- Record excerpts
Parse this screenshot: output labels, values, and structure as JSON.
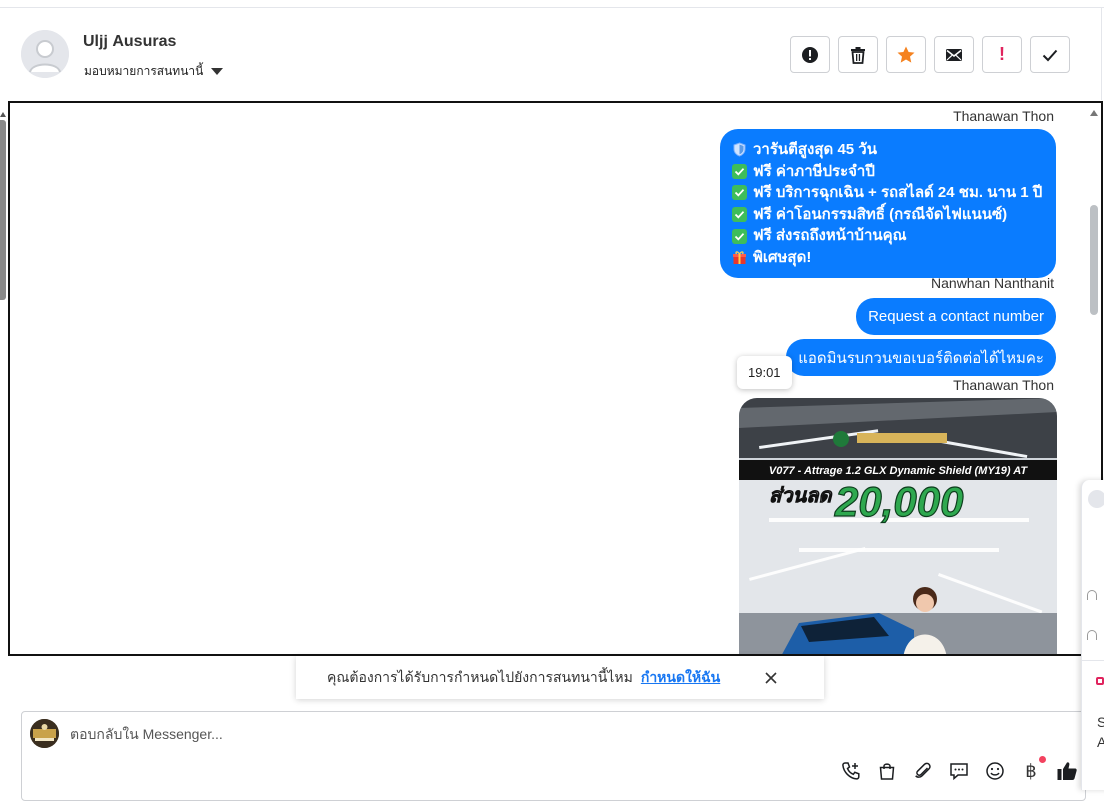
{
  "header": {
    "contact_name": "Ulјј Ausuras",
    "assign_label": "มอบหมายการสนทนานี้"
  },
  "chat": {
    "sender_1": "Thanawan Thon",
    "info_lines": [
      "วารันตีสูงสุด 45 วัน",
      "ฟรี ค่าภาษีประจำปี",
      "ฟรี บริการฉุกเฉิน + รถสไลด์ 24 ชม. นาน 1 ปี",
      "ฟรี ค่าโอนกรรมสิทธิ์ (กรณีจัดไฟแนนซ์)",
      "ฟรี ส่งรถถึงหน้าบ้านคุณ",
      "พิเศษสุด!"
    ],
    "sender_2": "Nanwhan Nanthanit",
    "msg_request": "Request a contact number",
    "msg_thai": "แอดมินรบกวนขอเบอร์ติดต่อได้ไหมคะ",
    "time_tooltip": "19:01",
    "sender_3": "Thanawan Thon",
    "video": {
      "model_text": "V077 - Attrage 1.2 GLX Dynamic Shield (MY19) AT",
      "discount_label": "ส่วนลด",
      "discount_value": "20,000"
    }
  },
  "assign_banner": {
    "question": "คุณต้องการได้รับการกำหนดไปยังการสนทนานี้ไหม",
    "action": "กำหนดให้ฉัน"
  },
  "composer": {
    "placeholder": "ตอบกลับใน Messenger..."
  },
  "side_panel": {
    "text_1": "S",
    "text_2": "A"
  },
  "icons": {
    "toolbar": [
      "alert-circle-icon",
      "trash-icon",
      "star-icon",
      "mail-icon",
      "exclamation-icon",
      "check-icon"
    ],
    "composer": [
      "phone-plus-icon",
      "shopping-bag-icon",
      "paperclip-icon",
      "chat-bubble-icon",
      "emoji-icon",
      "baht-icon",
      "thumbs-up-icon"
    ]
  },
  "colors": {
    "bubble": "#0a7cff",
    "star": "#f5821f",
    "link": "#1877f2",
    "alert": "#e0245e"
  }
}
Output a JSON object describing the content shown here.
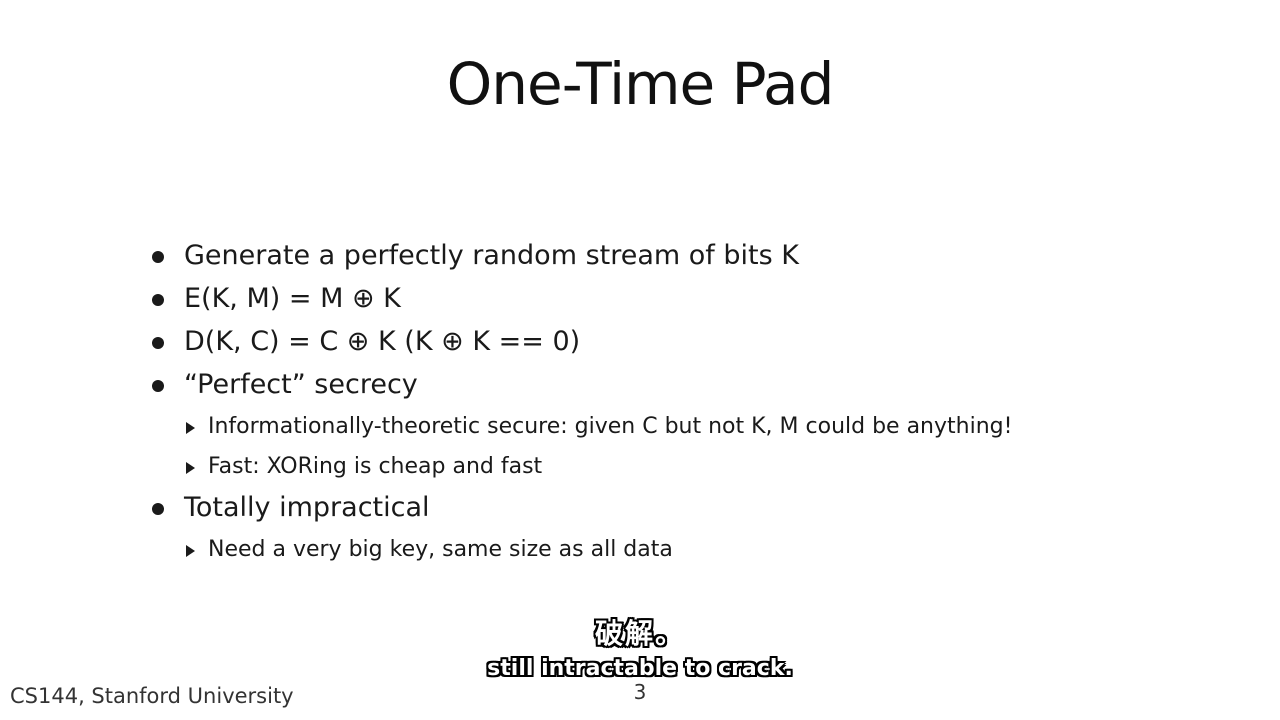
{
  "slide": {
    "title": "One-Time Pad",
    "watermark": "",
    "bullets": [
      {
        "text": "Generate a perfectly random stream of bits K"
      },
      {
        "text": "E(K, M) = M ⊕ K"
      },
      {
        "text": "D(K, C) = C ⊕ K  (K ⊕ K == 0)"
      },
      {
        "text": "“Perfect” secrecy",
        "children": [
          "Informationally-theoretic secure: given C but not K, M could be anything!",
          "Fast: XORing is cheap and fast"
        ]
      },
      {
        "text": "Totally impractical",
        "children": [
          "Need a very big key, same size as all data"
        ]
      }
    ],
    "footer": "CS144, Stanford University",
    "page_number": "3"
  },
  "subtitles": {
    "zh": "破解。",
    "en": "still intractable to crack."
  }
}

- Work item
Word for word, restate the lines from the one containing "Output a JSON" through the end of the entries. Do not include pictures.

- Solution to this problem
Output a JSON object describing the content shown here.
{
  "slide": {
    "title": "One-Time Pad",
    "watermark": "",
    "bullets": [
      {
        "text": "Generate a perfectly random stream of bits K"
      },
      {
        "text": "E(K, M) = M ⊕ K"
      },
      {
        "text": "D(K, C) = C ⊕ K  (K ⊕ K == 0)"
      },
      {
        "text": "“Perfect” secrecy",
        "children": [
          "Informationally-theoretic secure: given C but not K, M could be anything!",
          "Fast: XORing is cheap and fast"
        ]
      },
      {
        "text": "Totally impractical",
        "children": [
          "Need a very big key, same size as all data"
        ]
      }
    ],
    "footer": "CS144, Stanford University",
    "page_number": "3"
  },
  "subtitles": {
    "zh": "破解。",
    "en": "still intractable to crack."
  }
}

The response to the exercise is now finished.